Bhuj Municipal Corporation president Kirit Sompura openly admitted: “We are selfish people. As long as it did not affect us, we kept sanctioning building plans.” Over the last two years the corporation sanctioned buildings of up to eight floors without any checks or inspections.
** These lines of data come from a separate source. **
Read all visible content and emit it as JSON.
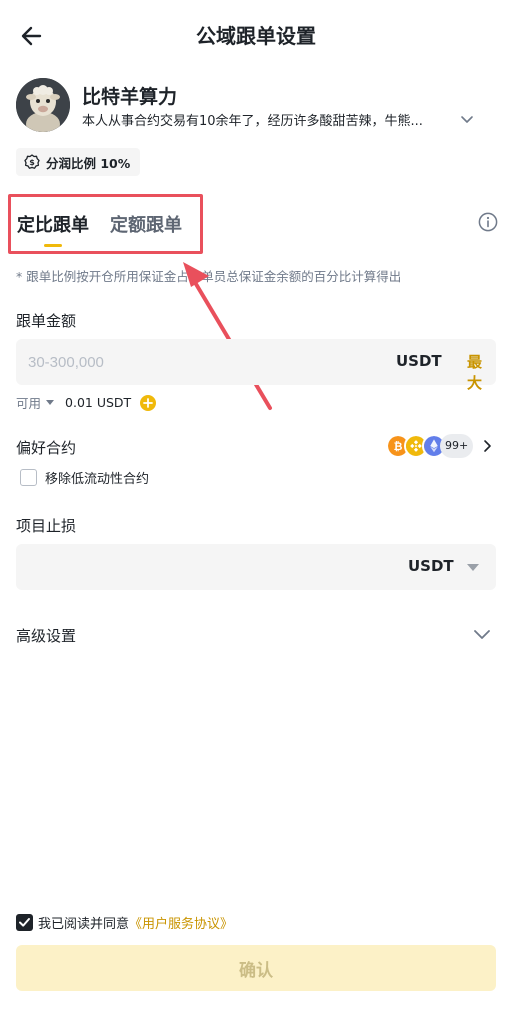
{
  "header": {
    "title": "公域跟单设置",
    "back_icon": "arrow-left-icon"
  },
  "trader": {
    "name": "比特羊算力",
    "bio": "本人从事合约交易有10余年了，经历许多酸甜苦辣，牛熊...",
    "expand_icon": "chevron-down-icon"
  },
  "profit_share": {
    "label": "分润比例 10%",
    "icon": "dollar-gear-icon"
  },
  "tabs": [
    {
      "label": "定比跟单",
      "active": true
    },
    {
      "label": "定额跟单",
      "active": false
    }
  ],
  "note": "* 跟单比例按开仓所用保证金占带单员总保证金余额的百分比计算得出",
  "copy_amount": {
    "label": "跟单金额",
    "placeholder": "30-300,000",
    "unit": "USDT",
    "max_label": "最大"
  },
  "available": {
    "label": "可用",
    "value": "0.01 USDT"
  },
  "preferred_contracts": {
    "label": "偏好合约",
    "more_count": "99+",
    "coins": [
      "btc-coin-icon",
      "bnb-coin-icon",
      "eth-coin-icon"
    ]
  },
  "remove_low_liquidity": {
    "label": "移除低流动性合约",
    "checked": false
  },
  "stop_loss": {
    "label": "项目止损",
    "unit": "USDT"
  },
  "advanced": {
    "label": "高级设置"
  },
  "agreement": {
    "text": "我已阅读并同意",
    "link": "《用户服务协议》",
    "checked": true
  },
  "confirm": {
    "label": "确认"
  },
  "colors": {
    "accent": "#f0b90b",
    "link": "#c99400",
    "highlight_box": "#e9505c"
  }
}
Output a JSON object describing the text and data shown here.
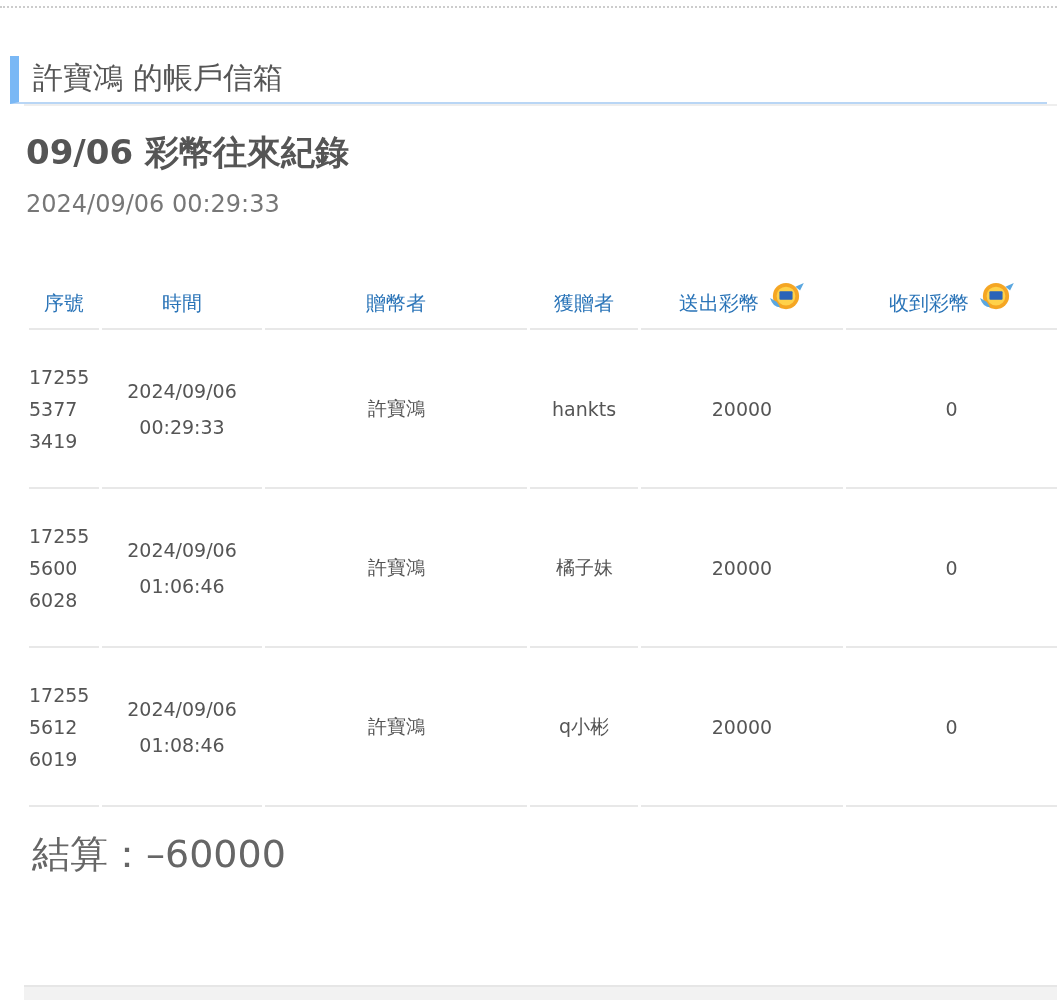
{
  "section_title": "許寶鴻 的帳戶信箱",
  "heading": "09/06 彩幣往來紀錄",
  "timestamp": "2024/09/06 00:29:33",
  "table": {
    "columns": [
      {
        "label": "序號",
        "coin_icon": false
      },
      {
        "label": "時間",
        "coin_icon": false
      },
      {
        "label": "贈幣者",
        "coin_icon": false
      },
      {
        "label": "獲贈者",
        "coin_icon": false
      },
      {
        "label": "送出彩幣",
        "coin_icon": true
      },
      {
        "label": "收到彩幣",
        "coin_icon": true
      }
    ],
    "rows": [
      {
        "serial": [
          "17255",
          "5377",
          "3419"
        ],
        "time": [
          "2024/09/06",
          "00:29:33"
        ],
        "giver": "許寶鴻",
        "receiver": "hankts",
        "sent": "20000",
        "received": "0"
      },
      {
        "serial": [
          "17255",
          "5600",
          "6028"
        ],
        "time": [
          "2024/09/06",
          "01:06:46"
        ],
        "giver": "許寶鴻",
        "receiver": "橘子妹",
        "sent": "20000",
        "received": "0"
      },
      {
        "serial": [
          "17255",
          "5612",
          "6019"
        ],
        "time": [
          "2024/09/06",
          "01:08:46"
        ],
        "giver": "許寶鴻",
        "receiver": "q小彬",
        "sent": "20000",
        "received": "0"
      }
    ]
  },
  "total": "結算：–60000"
}
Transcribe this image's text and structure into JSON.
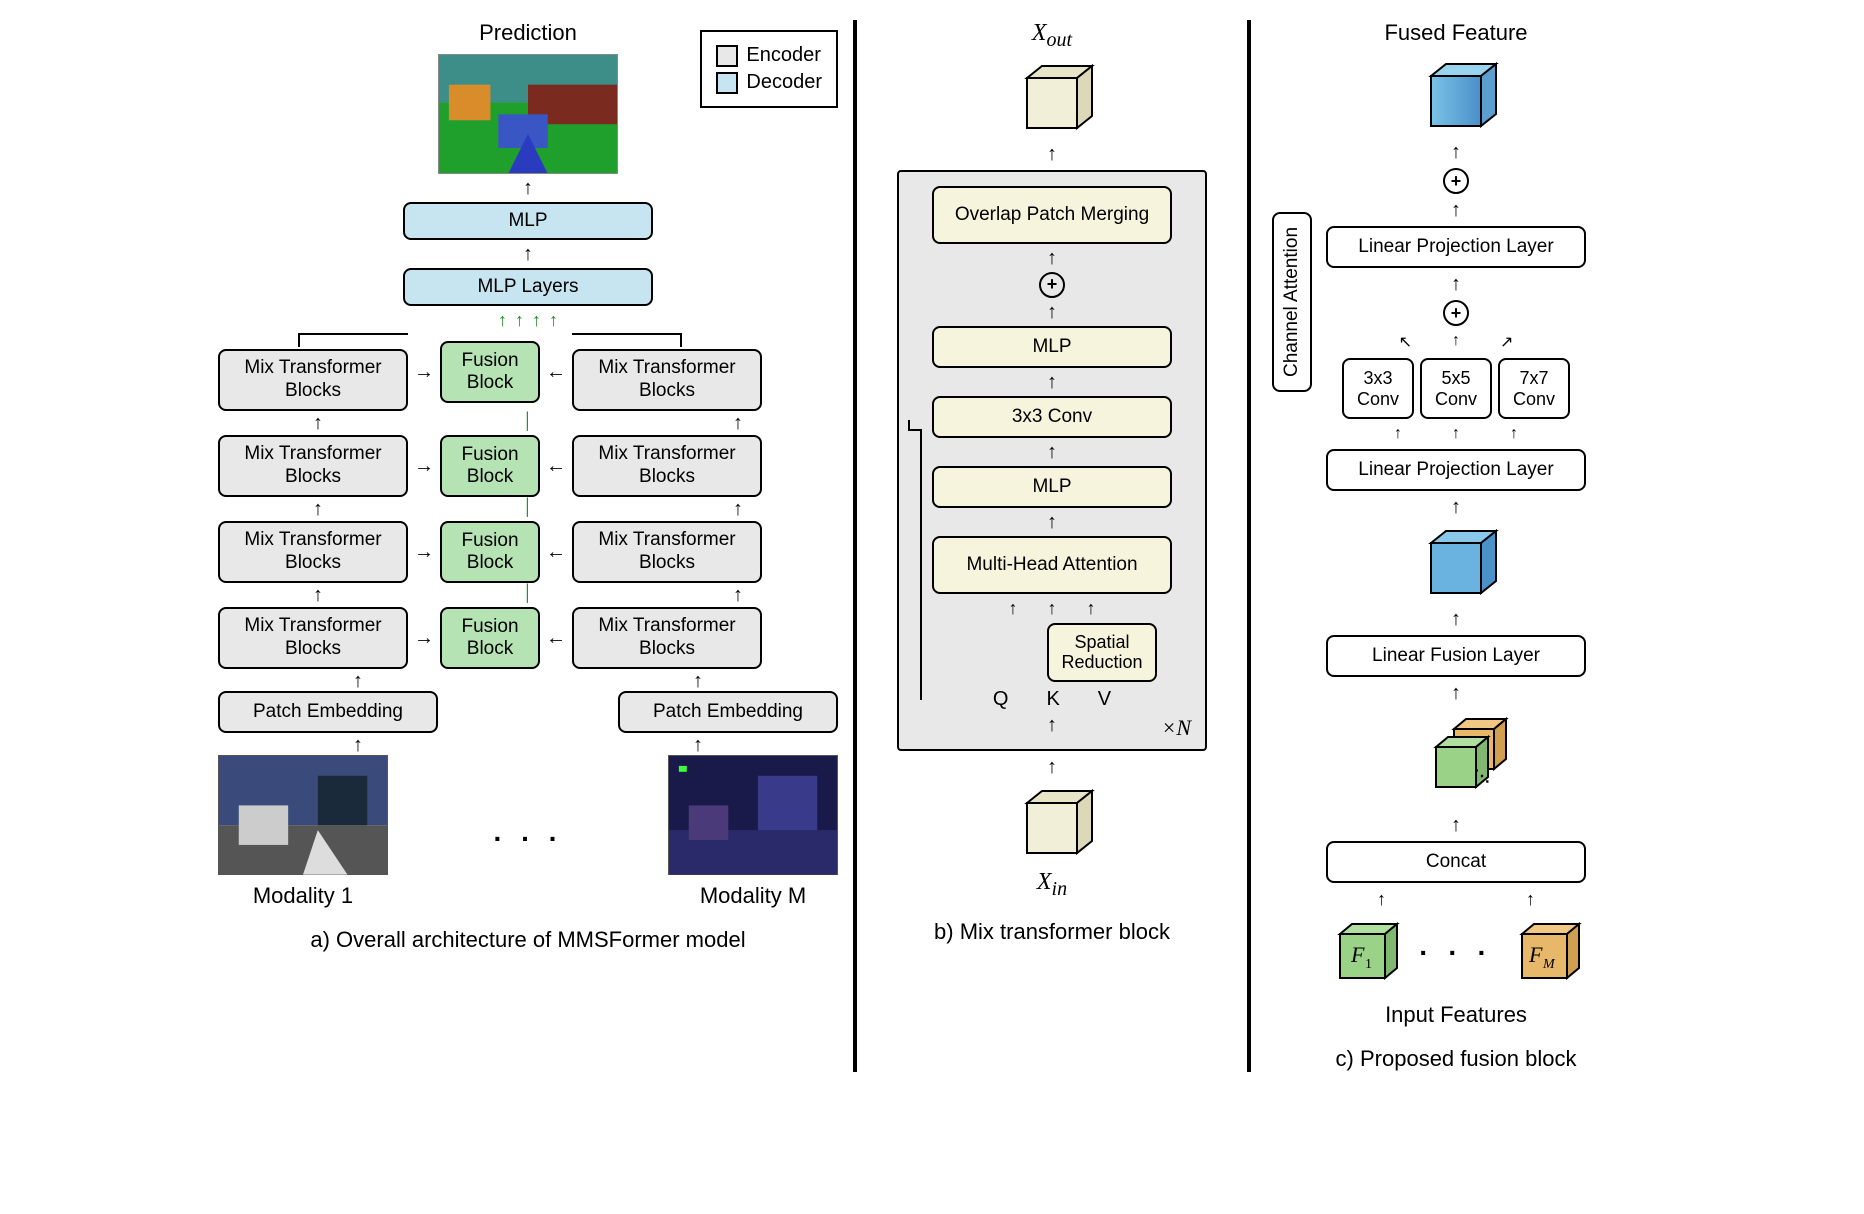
{
  "legend": {
    "encoder": "Encoder",
    "decoder": "Decoder"
  },
  "panelA": {
    "prediction": "Prediction",
    "mlp": "MLP",
    "mlpLayers": "MLP Layers",
    "fusion": "Fusion Block",
    "mixTransformer": "Mix Transformer Blocks",
    "patchEmbedding": "Patch Embedding",
    "modality1": "Modality 1",
    "modalityM": "Modality M",
    "caption": "a) Overall architecture of MMSFormer model"
  },
  "panelB": {
    "xout": "X",
    "xout_sub": "out",
    "xin": "X",
    "xin_sub": "in",
    "overlapPatch": "Overlap Patch Merging",
    "mlp": "MLP",
    "conv3x3": "3x3 Conv",
    "multiHead": "Multi-Head Attention",
    "spatialReduction": "Spatial Reduction",
    "q": "Q",
    "k": "K",
    "v": "V",
    "timesN": "×N",
    "caption": "b) Mix transformer block"
  },
  "panelC": {
    "fusedFeature": "Fused Feature",
    "linearProj": "Linear Projection Layer",
    "conv3x3": "3x3 Conv",
    "conv5x5": "5x5 Conv",
    "conv7x7": "7x7 Conv",
    "channelAttention": "Channel Attention",
    "linearFusion": "Linear Fusion Layer",
    "concat": "Concat",
    "f1": "F",
    "f1_sub": "1",
    "fm": "F",
    "fm_sub": "M",
    "inputFeatures": "Input Features",
    "caption": "c) Proposed fusion block"
  }
}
According to Indian building standards, in seismic-prone zones like Bhuj, the reinforced concrete content of buildings has to be four and a half times higher than elsewhere. “But, it is costly, and most builders take short cuts since authorities don't insist on compliance,” a former mayor of Bhuj told the Express.
In Ahmadabad, criminal complaints have been lodged against 21 construction companies. “Ahmadabad's story is one shared by nearly every booming city in India, where millions of walls are high on sand and low on cement,” an Associated Press report commented. “Bribing officials to overlook poor workmanship or code violations is not uncommon, and officials are often unqualified to carry out inspections... A survey of engineers after the earthquake showed that in many cases, the pillars were not secured to foundations with steel reinforcements, as the national code requires. When the earthquake struck, many such buildings swayed and collapsed under their own weight or because walls made of adulterated cement buckled.”
Information Technology Minister Pramod Mahajan said the government had learned the lessons of the Gujarat quake and promised to quickly bring in legislation to make it mandatory for all buildings to be quake-proof before being occupied. Similar statements have often been made by the Vajpayee and previous governments to quell the widespread anger generated by the needless loss of life when floods, typhoons and other disasters hit India. As in every other aspect of life in India, it is the profit requirements of business—not the social needs of the masses—that determine government priorities and policies before, during and after such calamities.